Wherever the string "this" shows up in the material below, copy that line.

(EXERCISE DATA)

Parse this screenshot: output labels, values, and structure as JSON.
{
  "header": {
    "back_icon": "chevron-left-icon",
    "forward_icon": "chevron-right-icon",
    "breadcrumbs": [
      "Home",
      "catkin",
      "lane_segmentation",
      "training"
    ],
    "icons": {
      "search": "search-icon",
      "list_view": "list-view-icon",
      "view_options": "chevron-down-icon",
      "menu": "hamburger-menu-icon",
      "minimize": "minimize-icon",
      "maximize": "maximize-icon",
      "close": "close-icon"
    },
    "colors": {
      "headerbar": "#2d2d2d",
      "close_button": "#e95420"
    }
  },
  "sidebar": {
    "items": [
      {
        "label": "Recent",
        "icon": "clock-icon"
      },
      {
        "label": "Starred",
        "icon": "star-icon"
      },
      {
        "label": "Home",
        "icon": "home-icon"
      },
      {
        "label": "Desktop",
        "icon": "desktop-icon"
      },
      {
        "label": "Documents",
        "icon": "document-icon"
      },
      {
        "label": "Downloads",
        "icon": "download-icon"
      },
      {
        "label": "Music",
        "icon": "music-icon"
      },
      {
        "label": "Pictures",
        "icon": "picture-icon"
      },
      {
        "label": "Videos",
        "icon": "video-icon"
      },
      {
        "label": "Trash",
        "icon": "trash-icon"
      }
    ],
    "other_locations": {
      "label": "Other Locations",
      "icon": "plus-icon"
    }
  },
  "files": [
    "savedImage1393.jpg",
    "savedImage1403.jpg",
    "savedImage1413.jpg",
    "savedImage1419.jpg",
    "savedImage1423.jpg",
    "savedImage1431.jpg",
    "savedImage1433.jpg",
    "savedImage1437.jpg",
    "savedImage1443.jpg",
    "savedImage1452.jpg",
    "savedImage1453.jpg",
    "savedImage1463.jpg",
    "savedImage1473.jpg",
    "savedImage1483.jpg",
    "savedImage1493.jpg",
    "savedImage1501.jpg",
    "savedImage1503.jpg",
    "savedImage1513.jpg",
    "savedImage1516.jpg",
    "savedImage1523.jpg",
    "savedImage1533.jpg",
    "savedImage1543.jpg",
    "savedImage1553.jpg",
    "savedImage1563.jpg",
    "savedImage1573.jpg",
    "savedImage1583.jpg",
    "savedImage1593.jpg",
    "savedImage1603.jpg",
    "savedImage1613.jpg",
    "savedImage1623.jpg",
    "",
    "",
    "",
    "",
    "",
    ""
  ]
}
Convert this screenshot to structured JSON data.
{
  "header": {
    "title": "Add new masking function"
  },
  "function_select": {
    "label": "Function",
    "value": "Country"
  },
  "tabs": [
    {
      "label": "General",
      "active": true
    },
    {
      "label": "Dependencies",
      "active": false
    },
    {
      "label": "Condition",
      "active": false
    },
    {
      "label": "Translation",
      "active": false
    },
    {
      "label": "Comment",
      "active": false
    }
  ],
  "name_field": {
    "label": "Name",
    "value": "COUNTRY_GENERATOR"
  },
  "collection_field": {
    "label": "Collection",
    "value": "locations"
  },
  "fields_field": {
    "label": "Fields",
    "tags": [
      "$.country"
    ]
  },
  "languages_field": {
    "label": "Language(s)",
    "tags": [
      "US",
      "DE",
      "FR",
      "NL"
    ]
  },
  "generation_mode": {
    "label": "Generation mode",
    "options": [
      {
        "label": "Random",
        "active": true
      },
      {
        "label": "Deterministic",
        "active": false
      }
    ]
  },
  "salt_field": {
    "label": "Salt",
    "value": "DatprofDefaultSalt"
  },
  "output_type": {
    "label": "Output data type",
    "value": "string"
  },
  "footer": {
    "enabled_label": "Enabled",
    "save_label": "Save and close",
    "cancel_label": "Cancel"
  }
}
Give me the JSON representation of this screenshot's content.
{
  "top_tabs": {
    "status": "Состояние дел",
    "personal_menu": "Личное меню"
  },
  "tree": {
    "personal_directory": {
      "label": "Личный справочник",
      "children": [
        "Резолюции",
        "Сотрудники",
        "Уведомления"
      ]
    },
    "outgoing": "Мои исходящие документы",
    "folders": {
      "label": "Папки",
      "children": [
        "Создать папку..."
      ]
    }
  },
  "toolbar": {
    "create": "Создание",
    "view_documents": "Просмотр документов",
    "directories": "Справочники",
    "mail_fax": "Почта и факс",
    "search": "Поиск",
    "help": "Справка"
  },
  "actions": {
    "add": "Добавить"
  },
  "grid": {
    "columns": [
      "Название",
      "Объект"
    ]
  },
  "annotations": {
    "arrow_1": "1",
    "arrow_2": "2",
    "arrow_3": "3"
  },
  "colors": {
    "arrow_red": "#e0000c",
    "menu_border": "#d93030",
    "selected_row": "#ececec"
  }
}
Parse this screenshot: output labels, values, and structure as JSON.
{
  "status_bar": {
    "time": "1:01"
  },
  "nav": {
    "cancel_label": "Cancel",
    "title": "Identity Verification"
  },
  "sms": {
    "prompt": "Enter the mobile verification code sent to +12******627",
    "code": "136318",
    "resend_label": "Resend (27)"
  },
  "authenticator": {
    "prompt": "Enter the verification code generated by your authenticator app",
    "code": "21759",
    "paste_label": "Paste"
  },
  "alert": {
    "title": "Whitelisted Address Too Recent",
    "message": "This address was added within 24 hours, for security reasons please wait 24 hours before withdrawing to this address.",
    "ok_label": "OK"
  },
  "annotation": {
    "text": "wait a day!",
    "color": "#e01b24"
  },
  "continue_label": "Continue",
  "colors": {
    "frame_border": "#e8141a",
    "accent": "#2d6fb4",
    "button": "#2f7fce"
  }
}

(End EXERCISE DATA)

TASK RESPONSE
Parse this screenshot: output labels, values, and structure as JSON.
Convert this screenshot to structured JSON data.
Give me the JSON representation of this screenshot's content.
Parse this screenshot: output labels, values, and structure as JSON.
    "message": "This address was added within 24 hours, for security reasons please wait 24 hours before withdrawing to this address.",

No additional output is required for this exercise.